This pain has been exacerbated by cultural conditioning. For decades, we’ve been asked to sit down and shut up. And for the most part, birthmothers have done exactly that. Only recently have birth moms stood up and began sharing their stories. Only recently have professionals been encouraging open adoptions and continued contact with birth families. Only recently have adoptive parents and professionals begun to ask us how we feel. Only recently have some of us begun to move from the shadows and into the light.

‘How many kids do you have?’

I decided to lean into the pain, on my journey, and stop worrying that my truth might make someone else uncomfortable. I decided silence perpetuates ignorance. I decided it will always hurt. I’ve decided I don’t owe anyone a simple answer.

‘How many kids do you have?’

‘Three daughters!’

*notices two kids with me*

‘Wow, all girls! Where’s your other one?’

‘She lives with her parents. I’m a birth mom in an open adoption.’

Occasionally, the conversation comes to an end there. It happens from time to time. I’ve come to terms with both.

Apart from the pain of knowing my daughter isn’t with us, I’ve also had to come to terms with other people’s quick judgments of me. In the end, it’s none of my business what others think of me. Too much praise can make me reliant on other people’s approval. Too much criticism can make me doubt my own value. I simply express my truth without hesitation or regret, giving the other person the option to hear a new perspective, develop a deeper understanding of me, or evaluate me based on the limited information they have.

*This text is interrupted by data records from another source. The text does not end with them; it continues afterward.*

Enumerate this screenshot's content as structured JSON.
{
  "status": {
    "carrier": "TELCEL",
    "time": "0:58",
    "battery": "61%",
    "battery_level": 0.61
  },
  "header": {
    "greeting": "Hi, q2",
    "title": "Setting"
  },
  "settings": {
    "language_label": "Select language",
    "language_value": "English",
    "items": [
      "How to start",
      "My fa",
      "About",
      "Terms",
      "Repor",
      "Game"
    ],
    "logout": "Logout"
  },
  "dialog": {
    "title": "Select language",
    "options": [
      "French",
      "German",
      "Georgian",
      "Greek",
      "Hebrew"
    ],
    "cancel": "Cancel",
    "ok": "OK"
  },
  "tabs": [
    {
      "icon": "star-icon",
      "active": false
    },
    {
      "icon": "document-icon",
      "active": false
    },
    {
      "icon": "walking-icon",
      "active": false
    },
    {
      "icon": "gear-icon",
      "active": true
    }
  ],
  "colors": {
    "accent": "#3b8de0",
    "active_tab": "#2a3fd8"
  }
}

In any case, I’m a mother to three daughters, one of whom does not live with me.”